[Excerpts from an interface dataset]
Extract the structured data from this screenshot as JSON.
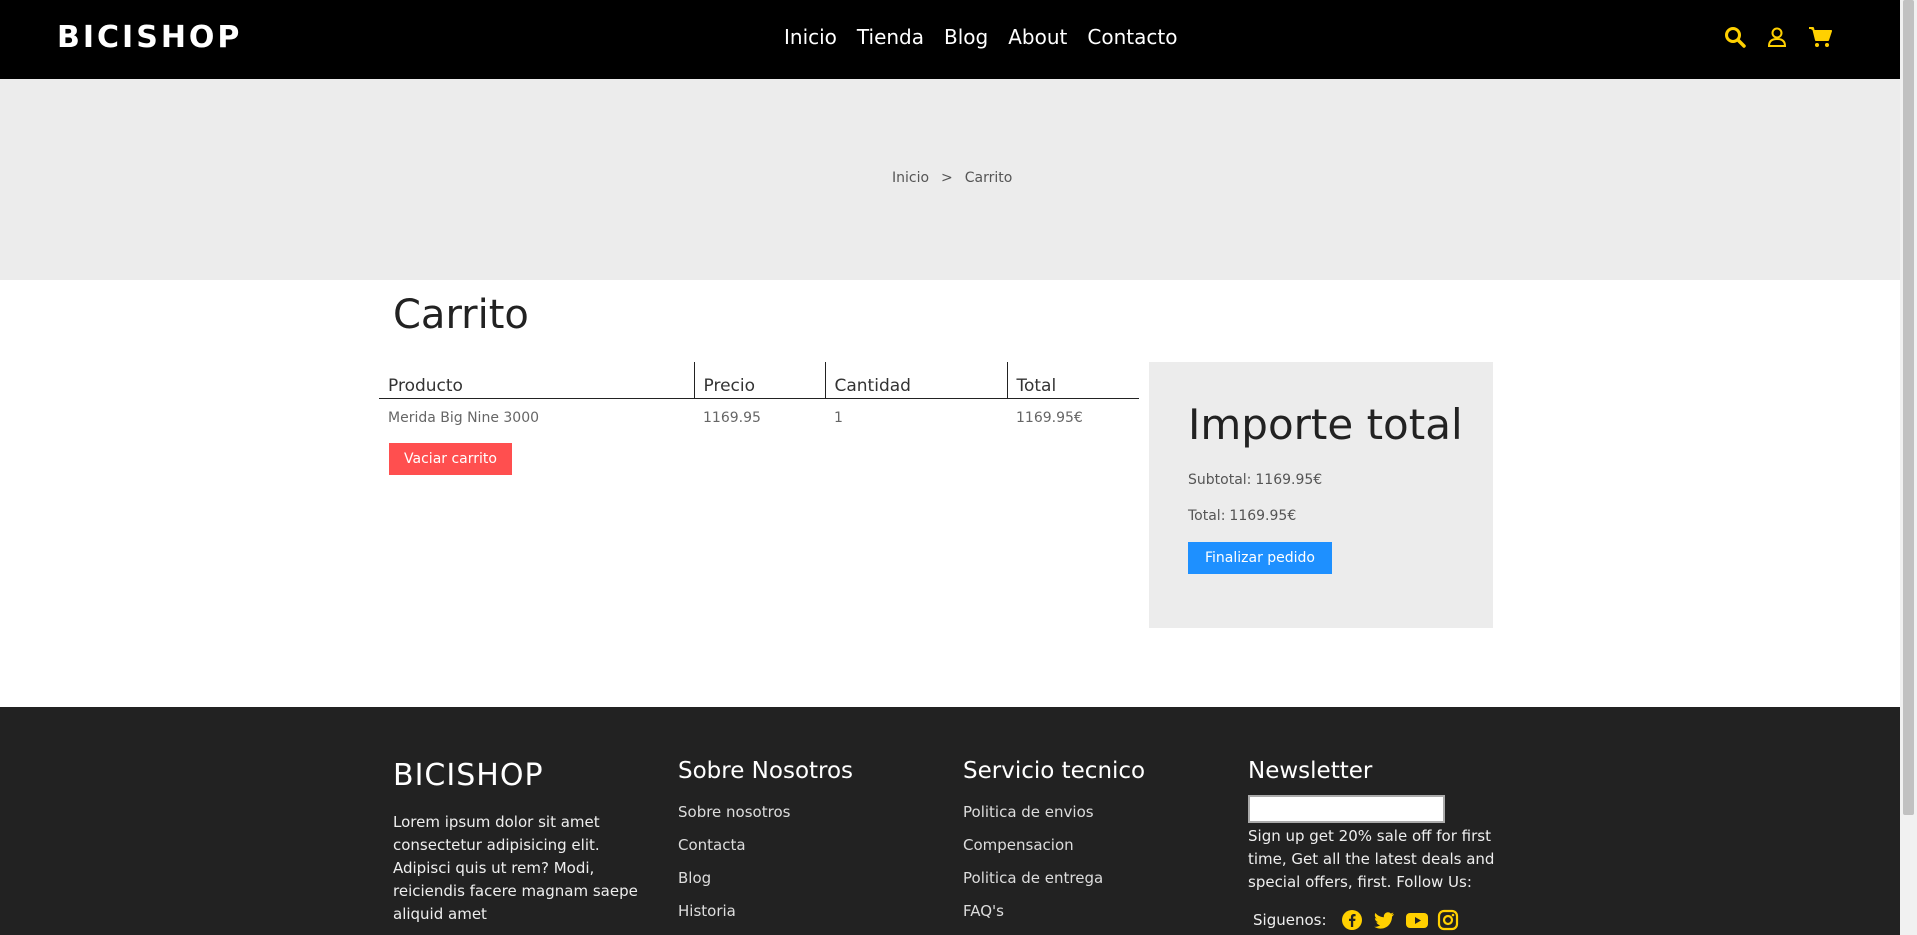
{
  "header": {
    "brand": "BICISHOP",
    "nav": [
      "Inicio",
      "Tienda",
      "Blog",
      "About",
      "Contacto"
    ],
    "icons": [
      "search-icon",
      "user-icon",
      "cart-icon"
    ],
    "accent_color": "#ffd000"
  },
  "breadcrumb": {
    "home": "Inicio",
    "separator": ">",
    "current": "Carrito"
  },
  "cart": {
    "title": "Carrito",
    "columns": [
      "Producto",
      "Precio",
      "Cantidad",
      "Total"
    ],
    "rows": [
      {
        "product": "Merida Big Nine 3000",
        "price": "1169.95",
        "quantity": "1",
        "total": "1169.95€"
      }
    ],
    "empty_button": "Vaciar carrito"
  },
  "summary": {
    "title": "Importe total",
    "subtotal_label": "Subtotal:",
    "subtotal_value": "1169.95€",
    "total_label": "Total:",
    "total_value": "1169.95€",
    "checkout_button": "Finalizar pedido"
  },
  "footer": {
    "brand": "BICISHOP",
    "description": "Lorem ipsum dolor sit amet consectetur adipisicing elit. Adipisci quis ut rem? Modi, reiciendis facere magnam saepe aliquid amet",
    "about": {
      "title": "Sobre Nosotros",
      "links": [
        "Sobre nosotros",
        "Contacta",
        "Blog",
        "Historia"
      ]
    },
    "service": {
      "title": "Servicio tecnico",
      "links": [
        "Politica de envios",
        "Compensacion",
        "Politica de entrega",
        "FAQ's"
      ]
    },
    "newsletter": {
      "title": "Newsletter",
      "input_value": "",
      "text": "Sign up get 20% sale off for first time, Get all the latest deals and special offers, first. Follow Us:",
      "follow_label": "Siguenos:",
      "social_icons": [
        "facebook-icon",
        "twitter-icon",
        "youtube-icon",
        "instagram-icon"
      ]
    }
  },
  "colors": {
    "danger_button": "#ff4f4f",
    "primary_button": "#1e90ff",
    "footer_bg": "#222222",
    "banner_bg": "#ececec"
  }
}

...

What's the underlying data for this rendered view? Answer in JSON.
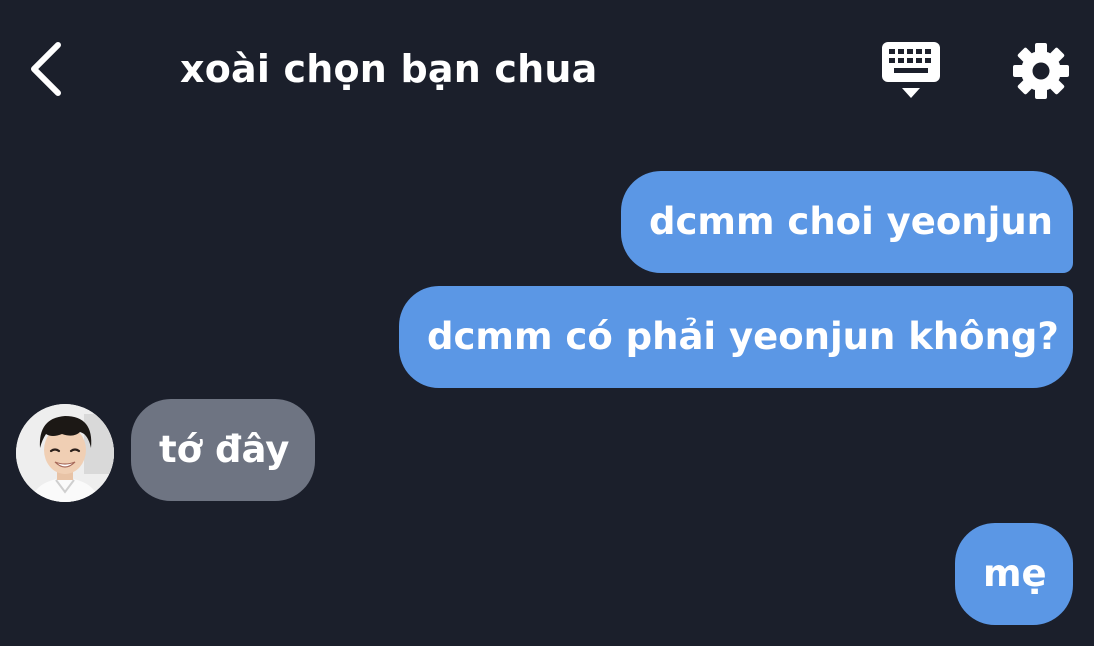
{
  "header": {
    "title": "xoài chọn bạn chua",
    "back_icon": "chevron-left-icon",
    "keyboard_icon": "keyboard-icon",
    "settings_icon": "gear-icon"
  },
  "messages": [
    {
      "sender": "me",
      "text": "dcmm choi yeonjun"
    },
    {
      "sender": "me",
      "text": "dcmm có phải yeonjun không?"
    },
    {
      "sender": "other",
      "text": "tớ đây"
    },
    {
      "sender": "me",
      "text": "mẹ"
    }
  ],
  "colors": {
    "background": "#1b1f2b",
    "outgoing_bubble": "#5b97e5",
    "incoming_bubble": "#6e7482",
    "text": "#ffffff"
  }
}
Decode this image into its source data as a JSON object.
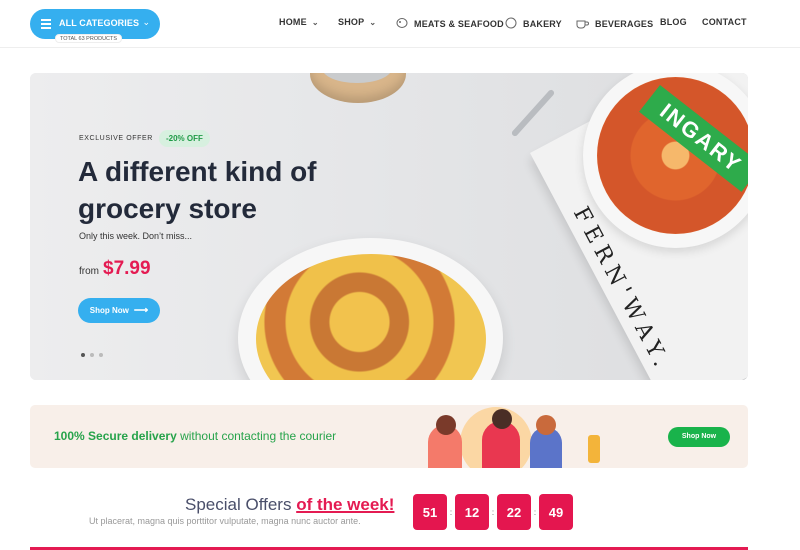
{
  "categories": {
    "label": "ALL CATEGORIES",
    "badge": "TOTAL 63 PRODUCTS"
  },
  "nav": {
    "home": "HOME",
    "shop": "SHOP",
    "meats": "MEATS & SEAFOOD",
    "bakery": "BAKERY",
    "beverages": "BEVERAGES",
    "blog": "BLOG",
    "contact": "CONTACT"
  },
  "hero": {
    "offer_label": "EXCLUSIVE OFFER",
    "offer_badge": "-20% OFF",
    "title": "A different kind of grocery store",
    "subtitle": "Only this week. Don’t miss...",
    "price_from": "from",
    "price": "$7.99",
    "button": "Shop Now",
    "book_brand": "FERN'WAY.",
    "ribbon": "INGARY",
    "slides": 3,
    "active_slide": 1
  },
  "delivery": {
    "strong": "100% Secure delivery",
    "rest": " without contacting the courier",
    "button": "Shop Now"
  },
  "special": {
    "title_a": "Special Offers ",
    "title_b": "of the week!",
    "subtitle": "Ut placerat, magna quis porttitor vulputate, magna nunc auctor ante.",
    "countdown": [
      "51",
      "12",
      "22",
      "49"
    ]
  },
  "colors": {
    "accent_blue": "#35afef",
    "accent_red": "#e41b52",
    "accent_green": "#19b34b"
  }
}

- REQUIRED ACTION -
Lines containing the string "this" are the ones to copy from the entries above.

- ANSWER TO THE PROBLEM -
Extract the structured data from this screenshot as JSON.
What's the underlying data for this rendered view? Answer in JSON.
Decode this image into its source data as a JSON object.
    "subtitle": "Only this week. Don’t miss...",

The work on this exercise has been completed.